Michael Medved wouldn’t put his name on Fifty Worst Movies; after all, he was a serious writer. But once it sold like hot cakes, he changed his mind. If you grew up in the U.K., maybe you watched Medved’s 1983 late-night movie show, The Worst of Hollywood, on Channel 4. Medved didn’t dress up in a ghoulish costume — perhaps he realized that a right-wing movie critic was far scarier than Vampira — and he wouldn’t do a cute, pun-ny little intro. Instead, he barreled through a full ten-minute opening barrage, mercilessly laying into the night’s offering, be it Plan 9 or They Saved Hitler’s Brain or Santa Claus Conquers the Martians.

But Medved was different from Elvira and Zacherle and even the surrealists in another key way: He was mean. Other hosts presented their films with a balance of smart-aleck condescension and legitimate affection. Though he was a far more rigorous historian than any of them, Medved treated the films as though they had simply been made by blithering idiots, worthy of scorn, ripe for humiliation. When introducing the ridiculous South Seas saga The Wild Women of Wongo on The Worst of Hollywood, he gleefully pointed out that one actress had become a waitress. But what would you expect from someone who switched to the Republican party after meeting Dick Cheney? (The Medveds also had terrible taste. Fifty Worst Films included Last Year at Marienbad and Ivan the Terrible, as well as Bring Me the Head of Alfredo Garcia and Zabriskie Point — easily hated films maudits that were piled on upon release but have since been reclaimed by more discerning viewers. Good time to mention that, years later, a gushing Michael Medved quote found its way onto the video box for Batman and Robin?)

Horror show hosts and the Medveds paved the way for what’s become a full-blown bad cinema industry, which ballooned even further in the ’80s and ’90s. You can see their influence on Mystery Science Theater 3000, which went even further than the Medveds: the curios they exhumed were even more obscure. (Though Team MST3K treated them with far more affection.) You can see it in the career of Joe Bob Briggs, aka John Irving Bloom, whose fun-lovin’ redneck character hosted Drive-In Theater on TMC and later MonsterVision on TNT.

From 1989 through 1998, USA Up All Night devoted two whole evenings — into the wee hours of Friday and Saturday — to genre trash. The cable giant showed everything from The Toxic Avenger (from the self-aware camp gorehounds at Troma) to Nightmare on Elm Street to House Party to absolute obscurities. Between commercial breaks, hosts Gilbert Gottfried, Caroline Schlitt and Rhonda Shear did wacky sketches that were loose, cheap and hastily thrown together. (Still, props to the delightfully game Shear, who, in a 1993 episode, somehow got Max von Sydow to pop up in one of her bits.)

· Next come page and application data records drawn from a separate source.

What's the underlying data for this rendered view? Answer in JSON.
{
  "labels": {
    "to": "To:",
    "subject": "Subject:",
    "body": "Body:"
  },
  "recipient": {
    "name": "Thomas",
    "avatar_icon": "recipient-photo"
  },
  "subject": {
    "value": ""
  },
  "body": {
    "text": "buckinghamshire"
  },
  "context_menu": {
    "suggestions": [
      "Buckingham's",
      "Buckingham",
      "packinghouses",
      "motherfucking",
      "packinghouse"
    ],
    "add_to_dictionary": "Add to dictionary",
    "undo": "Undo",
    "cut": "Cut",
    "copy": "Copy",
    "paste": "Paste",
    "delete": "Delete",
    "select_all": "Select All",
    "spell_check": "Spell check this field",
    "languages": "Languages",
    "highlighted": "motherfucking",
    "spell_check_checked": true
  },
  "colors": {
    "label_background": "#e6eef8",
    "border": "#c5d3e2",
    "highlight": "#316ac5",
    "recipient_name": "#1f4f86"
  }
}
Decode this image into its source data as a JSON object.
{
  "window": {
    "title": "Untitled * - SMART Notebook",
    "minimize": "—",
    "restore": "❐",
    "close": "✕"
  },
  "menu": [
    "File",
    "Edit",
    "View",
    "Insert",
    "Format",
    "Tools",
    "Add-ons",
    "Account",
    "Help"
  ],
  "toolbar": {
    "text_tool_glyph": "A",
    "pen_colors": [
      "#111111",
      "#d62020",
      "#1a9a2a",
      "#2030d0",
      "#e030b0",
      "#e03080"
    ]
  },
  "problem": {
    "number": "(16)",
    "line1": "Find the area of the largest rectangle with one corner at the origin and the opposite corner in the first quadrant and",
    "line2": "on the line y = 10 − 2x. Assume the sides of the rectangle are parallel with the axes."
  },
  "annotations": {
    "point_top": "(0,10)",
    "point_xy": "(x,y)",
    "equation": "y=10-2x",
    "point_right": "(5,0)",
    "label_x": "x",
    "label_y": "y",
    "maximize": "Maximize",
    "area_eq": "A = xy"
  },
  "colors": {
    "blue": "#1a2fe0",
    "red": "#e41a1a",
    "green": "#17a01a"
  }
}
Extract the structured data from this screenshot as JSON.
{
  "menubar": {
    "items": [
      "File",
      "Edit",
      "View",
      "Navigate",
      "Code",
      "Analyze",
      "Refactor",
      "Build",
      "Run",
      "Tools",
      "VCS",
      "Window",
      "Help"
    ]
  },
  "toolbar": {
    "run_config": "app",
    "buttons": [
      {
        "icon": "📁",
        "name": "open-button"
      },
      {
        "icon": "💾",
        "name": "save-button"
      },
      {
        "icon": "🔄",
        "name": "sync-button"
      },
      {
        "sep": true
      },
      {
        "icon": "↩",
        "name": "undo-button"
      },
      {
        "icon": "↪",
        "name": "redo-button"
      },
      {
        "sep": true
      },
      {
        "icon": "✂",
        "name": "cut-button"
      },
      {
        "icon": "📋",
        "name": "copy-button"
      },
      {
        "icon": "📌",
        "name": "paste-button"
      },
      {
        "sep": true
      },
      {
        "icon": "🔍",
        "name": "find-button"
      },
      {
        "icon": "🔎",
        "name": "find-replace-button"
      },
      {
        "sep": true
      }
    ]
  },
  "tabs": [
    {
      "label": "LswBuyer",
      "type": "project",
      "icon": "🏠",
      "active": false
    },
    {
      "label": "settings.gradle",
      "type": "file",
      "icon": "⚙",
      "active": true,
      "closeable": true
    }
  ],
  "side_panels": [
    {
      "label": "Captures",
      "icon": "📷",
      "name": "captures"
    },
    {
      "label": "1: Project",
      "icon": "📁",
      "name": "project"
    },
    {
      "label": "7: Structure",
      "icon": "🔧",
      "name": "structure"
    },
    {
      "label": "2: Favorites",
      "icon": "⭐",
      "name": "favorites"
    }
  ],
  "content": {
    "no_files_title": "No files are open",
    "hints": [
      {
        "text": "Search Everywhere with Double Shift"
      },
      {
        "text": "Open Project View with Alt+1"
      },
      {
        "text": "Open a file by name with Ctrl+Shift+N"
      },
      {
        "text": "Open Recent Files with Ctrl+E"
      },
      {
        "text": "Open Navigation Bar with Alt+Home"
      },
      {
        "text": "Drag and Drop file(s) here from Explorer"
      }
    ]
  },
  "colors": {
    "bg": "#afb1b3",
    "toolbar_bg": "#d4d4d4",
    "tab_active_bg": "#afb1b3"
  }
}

Of course, today you don’t turn on the television — or, perhaps, even fire up Netflix — to watch movies. You learn about cinematic turkeys on the internet, from endless listicles and jokey podcasts like How Did That Get Made? and The Flop House. Chuckleheads are always on the hunt for the next Worst Movie Ever. At one point it was Troll 2. Then it was The Room. The king is still The Room, though there are always noble seekers of the throne, like Birdemic and A Talking Cat!?! (There are even bad movie snobs. For a more “arty” — read: slow and confusing — boondoggle, try 2009’s After Last Season, the Last Year at Marienbad of cinematic atrocities.)

Now we’re in the surreal position of having The Disaster Artist, about the bizarre making of The Room. That a movie about a bad movie is garnering serious Oscar talk is pretty out-there — doubly so since it was directed by James Franco, who’s already directed his share of terrible films (if not the kind you’d watch for a laugh). That only strengthens the sense that we’re all living in a bad movie now: one that’s poorly written, bizarrely irrational and unintentionally funny — except when it isn’t funny at all.